→ **YOUR GOAL**
Where does the string "rest" appear in the listing below? Copy every line where it does.

→ **EXCERPTED DATA**
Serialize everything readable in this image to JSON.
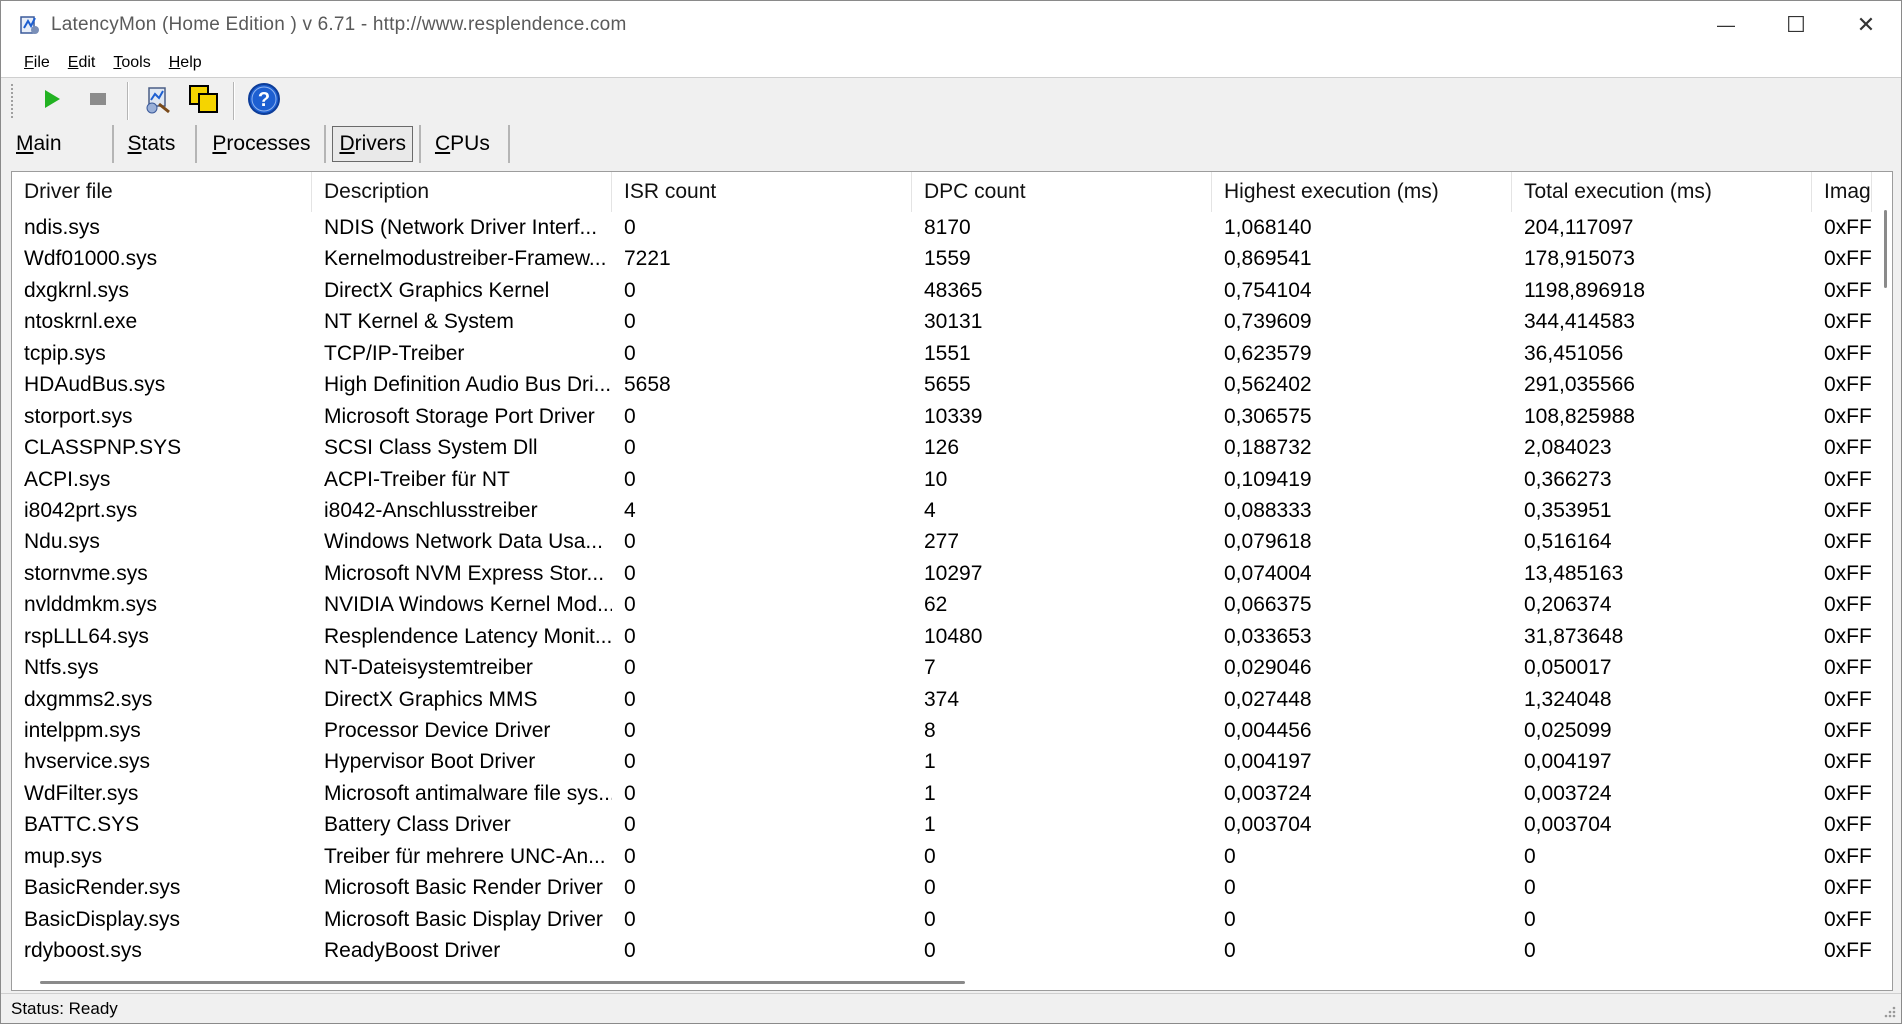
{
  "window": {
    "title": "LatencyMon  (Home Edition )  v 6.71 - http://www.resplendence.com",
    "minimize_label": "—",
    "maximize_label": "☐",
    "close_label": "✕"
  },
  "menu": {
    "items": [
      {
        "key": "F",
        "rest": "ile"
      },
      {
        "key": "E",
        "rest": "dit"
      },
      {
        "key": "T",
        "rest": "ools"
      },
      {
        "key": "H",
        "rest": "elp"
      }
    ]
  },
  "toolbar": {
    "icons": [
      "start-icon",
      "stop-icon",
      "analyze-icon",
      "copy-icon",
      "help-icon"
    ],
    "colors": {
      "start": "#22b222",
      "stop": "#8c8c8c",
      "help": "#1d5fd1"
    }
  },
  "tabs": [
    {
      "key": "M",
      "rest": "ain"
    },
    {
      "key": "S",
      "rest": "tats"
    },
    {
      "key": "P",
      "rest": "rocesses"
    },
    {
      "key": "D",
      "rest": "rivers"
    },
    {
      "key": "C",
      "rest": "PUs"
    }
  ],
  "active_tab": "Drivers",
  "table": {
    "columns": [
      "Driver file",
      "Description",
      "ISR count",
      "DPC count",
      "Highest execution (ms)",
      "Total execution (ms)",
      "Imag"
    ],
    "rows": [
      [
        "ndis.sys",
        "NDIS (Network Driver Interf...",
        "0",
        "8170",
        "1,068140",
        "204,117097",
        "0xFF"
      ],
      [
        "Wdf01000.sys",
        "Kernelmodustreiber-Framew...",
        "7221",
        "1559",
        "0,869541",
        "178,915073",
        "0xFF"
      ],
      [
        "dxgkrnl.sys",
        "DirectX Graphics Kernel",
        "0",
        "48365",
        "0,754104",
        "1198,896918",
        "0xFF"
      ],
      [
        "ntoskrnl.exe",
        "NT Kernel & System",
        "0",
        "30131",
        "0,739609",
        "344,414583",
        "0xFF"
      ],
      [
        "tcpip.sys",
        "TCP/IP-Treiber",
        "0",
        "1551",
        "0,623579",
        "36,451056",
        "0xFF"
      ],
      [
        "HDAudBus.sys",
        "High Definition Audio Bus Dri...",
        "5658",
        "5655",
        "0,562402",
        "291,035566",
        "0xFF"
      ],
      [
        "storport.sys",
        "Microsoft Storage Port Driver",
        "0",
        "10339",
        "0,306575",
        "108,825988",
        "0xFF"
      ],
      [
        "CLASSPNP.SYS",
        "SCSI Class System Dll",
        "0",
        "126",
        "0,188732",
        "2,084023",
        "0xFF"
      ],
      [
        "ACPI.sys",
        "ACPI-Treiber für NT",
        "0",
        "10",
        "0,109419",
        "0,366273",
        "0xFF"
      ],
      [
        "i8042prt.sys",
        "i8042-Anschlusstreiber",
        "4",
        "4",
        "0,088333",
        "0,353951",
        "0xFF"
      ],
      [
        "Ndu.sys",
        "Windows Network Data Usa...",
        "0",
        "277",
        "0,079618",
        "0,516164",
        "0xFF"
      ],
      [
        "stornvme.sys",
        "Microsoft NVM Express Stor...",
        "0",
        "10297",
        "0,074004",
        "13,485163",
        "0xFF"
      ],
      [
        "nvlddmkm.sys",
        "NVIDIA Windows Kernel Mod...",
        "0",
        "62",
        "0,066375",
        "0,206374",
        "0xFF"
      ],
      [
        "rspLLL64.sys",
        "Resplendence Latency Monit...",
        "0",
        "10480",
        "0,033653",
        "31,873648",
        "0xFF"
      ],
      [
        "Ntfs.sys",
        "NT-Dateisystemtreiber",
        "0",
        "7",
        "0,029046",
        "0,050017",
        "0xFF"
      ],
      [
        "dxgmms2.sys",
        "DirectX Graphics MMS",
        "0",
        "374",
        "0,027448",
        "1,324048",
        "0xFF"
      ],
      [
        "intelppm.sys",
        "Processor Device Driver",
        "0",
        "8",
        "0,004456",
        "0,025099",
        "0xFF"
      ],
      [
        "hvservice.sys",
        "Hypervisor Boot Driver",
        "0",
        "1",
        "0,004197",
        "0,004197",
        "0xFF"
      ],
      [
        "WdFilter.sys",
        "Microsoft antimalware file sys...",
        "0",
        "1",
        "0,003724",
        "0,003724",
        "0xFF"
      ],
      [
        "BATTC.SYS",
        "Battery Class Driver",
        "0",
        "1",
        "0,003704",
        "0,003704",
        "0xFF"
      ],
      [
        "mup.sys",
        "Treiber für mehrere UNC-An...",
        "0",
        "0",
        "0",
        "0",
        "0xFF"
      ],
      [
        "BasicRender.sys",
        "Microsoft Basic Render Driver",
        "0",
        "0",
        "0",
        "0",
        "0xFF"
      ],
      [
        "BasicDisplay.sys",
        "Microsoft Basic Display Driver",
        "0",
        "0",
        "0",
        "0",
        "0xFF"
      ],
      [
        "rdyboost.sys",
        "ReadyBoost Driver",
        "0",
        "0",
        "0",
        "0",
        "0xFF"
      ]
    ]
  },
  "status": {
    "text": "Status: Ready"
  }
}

→ **ANSWER TO THIS EXERCISE**
        "rest": "ile"
        "rest": "dit"
        "rest": "ools"
        "rest": "elp"
      "rest": "ain"
      "rest": "tats"
      "rest": "rocesses"
      "rest": "rivers"
      "rest": "PUs"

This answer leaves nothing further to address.